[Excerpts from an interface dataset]
++++++

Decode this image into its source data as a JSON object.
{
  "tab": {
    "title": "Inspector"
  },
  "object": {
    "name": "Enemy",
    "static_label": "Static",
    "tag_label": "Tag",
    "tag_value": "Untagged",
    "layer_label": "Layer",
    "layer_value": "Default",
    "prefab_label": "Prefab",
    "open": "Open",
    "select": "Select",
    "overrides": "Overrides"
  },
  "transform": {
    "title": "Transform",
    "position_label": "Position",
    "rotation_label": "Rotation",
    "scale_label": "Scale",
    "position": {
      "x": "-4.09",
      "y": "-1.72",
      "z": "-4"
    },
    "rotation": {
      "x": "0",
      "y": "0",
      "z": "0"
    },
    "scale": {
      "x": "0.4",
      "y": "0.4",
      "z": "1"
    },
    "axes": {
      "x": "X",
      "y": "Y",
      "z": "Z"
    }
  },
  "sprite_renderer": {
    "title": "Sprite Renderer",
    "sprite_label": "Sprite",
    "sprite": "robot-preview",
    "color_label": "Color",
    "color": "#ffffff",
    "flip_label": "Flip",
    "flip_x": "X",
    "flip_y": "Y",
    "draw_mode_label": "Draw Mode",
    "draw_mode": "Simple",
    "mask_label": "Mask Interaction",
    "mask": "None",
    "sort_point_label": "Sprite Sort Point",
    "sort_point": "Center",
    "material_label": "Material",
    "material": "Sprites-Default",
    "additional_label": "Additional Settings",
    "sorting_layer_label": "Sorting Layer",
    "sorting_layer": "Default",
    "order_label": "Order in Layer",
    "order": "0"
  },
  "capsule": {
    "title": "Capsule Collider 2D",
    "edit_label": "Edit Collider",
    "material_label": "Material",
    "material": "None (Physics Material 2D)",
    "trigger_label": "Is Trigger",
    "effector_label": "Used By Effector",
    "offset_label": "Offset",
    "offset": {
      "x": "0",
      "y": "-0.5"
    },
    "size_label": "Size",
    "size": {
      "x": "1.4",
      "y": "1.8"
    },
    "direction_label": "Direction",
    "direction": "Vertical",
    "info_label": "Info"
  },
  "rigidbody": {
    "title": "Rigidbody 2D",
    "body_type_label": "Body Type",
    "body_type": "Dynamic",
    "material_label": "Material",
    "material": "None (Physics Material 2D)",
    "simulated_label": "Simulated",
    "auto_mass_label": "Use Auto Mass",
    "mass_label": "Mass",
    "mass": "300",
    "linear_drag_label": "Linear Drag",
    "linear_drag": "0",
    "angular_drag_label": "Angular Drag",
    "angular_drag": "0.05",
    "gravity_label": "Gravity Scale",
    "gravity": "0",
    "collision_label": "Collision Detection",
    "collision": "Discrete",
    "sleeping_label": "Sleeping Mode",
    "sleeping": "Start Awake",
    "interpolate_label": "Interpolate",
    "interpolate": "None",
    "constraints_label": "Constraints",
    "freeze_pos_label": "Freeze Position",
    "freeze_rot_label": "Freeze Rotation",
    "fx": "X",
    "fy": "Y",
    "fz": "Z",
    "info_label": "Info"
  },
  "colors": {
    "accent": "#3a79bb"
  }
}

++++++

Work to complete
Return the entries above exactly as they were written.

Result
Decode this image into its source data as a JSON object.
{
  "tab": {
    "title": "Inspector"
  },
  "object": {
    "name": "Enemy",
    "static_label": "Static",
    "tag_label": "Tag",
    "tag_value": "Untagged",
    "layer_label": "Layer",
    "layer_value": "Default",
    "prefab_label": "Prefab",
    "open": "Open",
    "select": "Select",
    "overrides": "Overrides"
  },
  "transform": {
    "title": "Transform",
    "position_label": "Position",
    "rotation_label": "Rotation",
    "scale_label": "Scale",
    "position": {
      "x": "-4.09",
      "y": "-1.72",
      "z": "-4"
    },
    "rotation": {
      "x": "0",
      "y": "0",
      "z": "0"
    },
    "scale": {
      "x": "0.4",
      "y": "0.4",
      "z": "1"
    },
    "axes": {
      "x": "X",
      "y": "Y",
      "z": "Z"
    }
  },
  "sprite_renderer": {
    "title": "Sprite Renderer",
    "sprite_label": "Sprite",
    "sprite": "robot-preview",
    "color_label": "Color",
    "color": "#ffffff",
    "flip_label": "Flip",
    "flip_x": "X",
    "flip_y": "Y",
    "draw_mode_label": "Draw Mode",
    "draw_mode": "Simple",
    "mask_label": "Mask Interaction",
    "mask": "None",
    "sort_point_label": "Sprite Sort Point",
    "sort_point": "Center",
    "material_label": "Material",
    "material": "Sprites-Default",
    "additional_label": "Additional Settings",
    "sorting_layer_label": "Sorting Layer",
    "sorting_layer": "Default",
    "order_label": "Order in Layer",
    "order": "0"
  },
  "capsule": {
    "title": "Capsule Collider 2D",
    "edit_label": "Edit Collider",
    "material_label": "Material",
    "material": "None (Physics Material 2D)",
    "trigger_label": "Is Trigger",
    "effector_label": "Used By Effector",
    "offset_label": "Offset",
    "offset": {
      "x": "0",
      "y": "-0.5"
    },
    "size_label": "Size",
    "size": {
      "x": "1.4",
      "y": "1.8"
    },
    "direction_label": "Direction",
    "direction": "Vertical",
    "info_label": "Info"
  },
  "rigidbody": {
    "title": "Rigidbody 2D",
    "body_type_label": "Body Type",
    "body_type": "Dynamic",
    "material_label": "Material",
    "material": "None (Physics Material 2D)",
    "simulated_label": "Simulated",
    "auto_mass_label": "Use Auto Mass",
    "mass_label": "Mass",
    "mass": "300",
    "linear_drag_label": "Linear Drag",
    "linear_drag": "0",
    "angular_drag_label": "Angular Drag",
    "angular_drag": "0.05",
    "gravity_label": "Gravity Scale",
    "gravity": "0",
    "collision_label": "Collision Detection",
    "collision": "Discrete",
    "sleeping_label": "Sleeping Mode",
    "sleeping": "Start Awake",
    "interpolate_label": "Interpolate",
    "interpolate": "None",
    "constraints_label": "Constraints",
    "freeze_pos_label": "Freeze Position",
    "freeze_rot_label": "Freeze Rotation",
    "fx": "X",
    "fy": "Y",
    "fz": "Z",
    "info_label": "Info"
  },
  "colors": {
    "accent": "#3a79bb"
  }
}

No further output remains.